- Rope passes through redundant hardware
- Carabiner is locked
You can now remove the quickdraws and lower off.
Technique #2: anchors that will only accept a single strand
When the anchor hardware is not large enough to take a loop of rope, you’ll have to resort to using this second technique. It’s more complicated than the first and involves more steps, but it can be used to clean almost any anchor. Just make sure that you have the gear needed to perform this technique safely. Unlike the first technique, where the climber doesn’t leave the system (belay), this method requires you to untie from the rope before you thread it through the anchors. Without the rope to create redundancy, you will only be able to ensure your safety by securing yourself to the anchors with two connections.
What you will need

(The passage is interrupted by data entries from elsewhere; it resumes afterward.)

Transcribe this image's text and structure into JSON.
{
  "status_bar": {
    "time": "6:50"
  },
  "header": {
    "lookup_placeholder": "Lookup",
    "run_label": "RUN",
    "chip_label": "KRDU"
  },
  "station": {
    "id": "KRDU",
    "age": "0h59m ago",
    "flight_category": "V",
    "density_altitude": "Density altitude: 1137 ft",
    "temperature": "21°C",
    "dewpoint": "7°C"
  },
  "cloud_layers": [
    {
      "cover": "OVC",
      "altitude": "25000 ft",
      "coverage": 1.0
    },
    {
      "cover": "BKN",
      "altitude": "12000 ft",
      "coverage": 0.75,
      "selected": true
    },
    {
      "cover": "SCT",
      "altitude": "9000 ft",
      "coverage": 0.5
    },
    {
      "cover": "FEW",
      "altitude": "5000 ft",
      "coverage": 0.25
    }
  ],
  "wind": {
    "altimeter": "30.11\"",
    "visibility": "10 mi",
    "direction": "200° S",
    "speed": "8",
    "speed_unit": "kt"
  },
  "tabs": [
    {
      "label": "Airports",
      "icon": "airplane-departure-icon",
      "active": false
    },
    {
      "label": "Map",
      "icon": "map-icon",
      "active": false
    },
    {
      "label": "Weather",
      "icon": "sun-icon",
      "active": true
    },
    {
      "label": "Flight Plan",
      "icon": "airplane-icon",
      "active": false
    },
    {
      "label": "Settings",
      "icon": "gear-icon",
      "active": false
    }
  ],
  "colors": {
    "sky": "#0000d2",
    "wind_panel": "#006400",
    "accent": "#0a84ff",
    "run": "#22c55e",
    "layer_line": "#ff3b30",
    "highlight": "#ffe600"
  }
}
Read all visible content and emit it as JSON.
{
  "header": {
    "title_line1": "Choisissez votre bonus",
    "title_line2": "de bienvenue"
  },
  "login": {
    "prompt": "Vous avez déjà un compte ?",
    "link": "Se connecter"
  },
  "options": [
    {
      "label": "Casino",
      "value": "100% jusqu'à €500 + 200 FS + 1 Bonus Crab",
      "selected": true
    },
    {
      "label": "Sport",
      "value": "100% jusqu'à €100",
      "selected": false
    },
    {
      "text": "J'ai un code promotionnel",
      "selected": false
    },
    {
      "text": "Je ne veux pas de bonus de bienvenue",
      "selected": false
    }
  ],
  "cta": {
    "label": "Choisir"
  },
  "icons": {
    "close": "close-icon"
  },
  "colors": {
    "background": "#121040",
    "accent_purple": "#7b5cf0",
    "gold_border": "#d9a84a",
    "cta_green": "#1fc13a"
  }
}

You should never rely on a single connection and bolt. You need at least two lanyards – at least one of which has a locking carabiner – to secure yourself to both anchors. You can use a sewn nylon sling, but I prefer an adjustable personal anchor system like the Petzl Connect Adjust. Besides allowing the climber to adjust her distance from the anchors, the Connect Adjust offers more stretch than a sling when shock loaded. This can reduce the force placed on your anchor if you accidentally fall onto it with slack in your lanyard (something you should avoid at all costs). In the steps below, I explain how to perform this technique using a sling or PAS and two quickdraws as a second lanyard.
Step 1: Secure yourself to the top anchors
Clip your lanyard to one of the bolts and lock the carabiner. Adjust the length of the lanyard if necessary. Next, unclip the rope from the quickdraw that is directly below the anchor with your lanyard attached to it. Unclip this quickdraw from the anchor and remove the bolt-side carabiner. Clip the empty end of the dogbone to your spare quickdraw. You can now use this joined quickdraw to attach yourself to the other bolt (the one that doesn’t have the PAS attached to it).
Step 2: Tie an overhand knot and clip this to your belay loop
First, pull up 2.5 m (8 ft) of rope. Then, create a loop in the rope and tie an overhand knot (It can be a simple overhand knot as it won’t be weighted). Clip this to your belay loop with the carabiner that was taken off the quickdraw (the one that was used to secure you to the anchor).
Step 3: Untie your first knot and thread it through the anchor
Untie the knot you first tied in with and thread the rope through the chains or quicklinks. If there is only a single ring secured to both bolts, thread the rope through this.
Step 4: Retie the figure-8
Retie the rope to your harness with a figure-8 knot. Tie the knot as close to your harness as possible. The closer your knot is to your harness, the easier it will be to pull yourself up to the anchor to check that your belayer has you.
Step 5: Unite the overhand knot
This is the part that everybody forgets. Before you ask your belayer to take, unclip the overhand knot from your belay knot and untie it. At this point you are still connected to the anchor with your lanyard and quickdraw chain.
Step 6: Test the system and unclip your PAS
Ask your belayer to take, and pull yourself up and towards the anchors before resting your weight on the rope. Check that your knot has been tied correctly, that the rope runs through both pieces of terminal hardware, and that the belayer is actually holding your weight.
- Belayer is holding your weight
- Rope passes through both rings or quicklinks
- Knot is tied correctly
Having weighted the rope and checked the system, you can unclip your PAS and quickdraw chain and tell your belayer to lower you. Just remember to take your quickdraws with you.
Learn both techniques, one at a time
It would be a good idea to learn both techniques, but aim to master one first. Cleaning is one of those tasks that can easily result in an accident if you get it wrong. Be vigilant, follow a protocol, and think everything through before unclipping or untying anything. I recommend that you practice these techniques under the supervision of a guide or more experienced climber the first time you do them.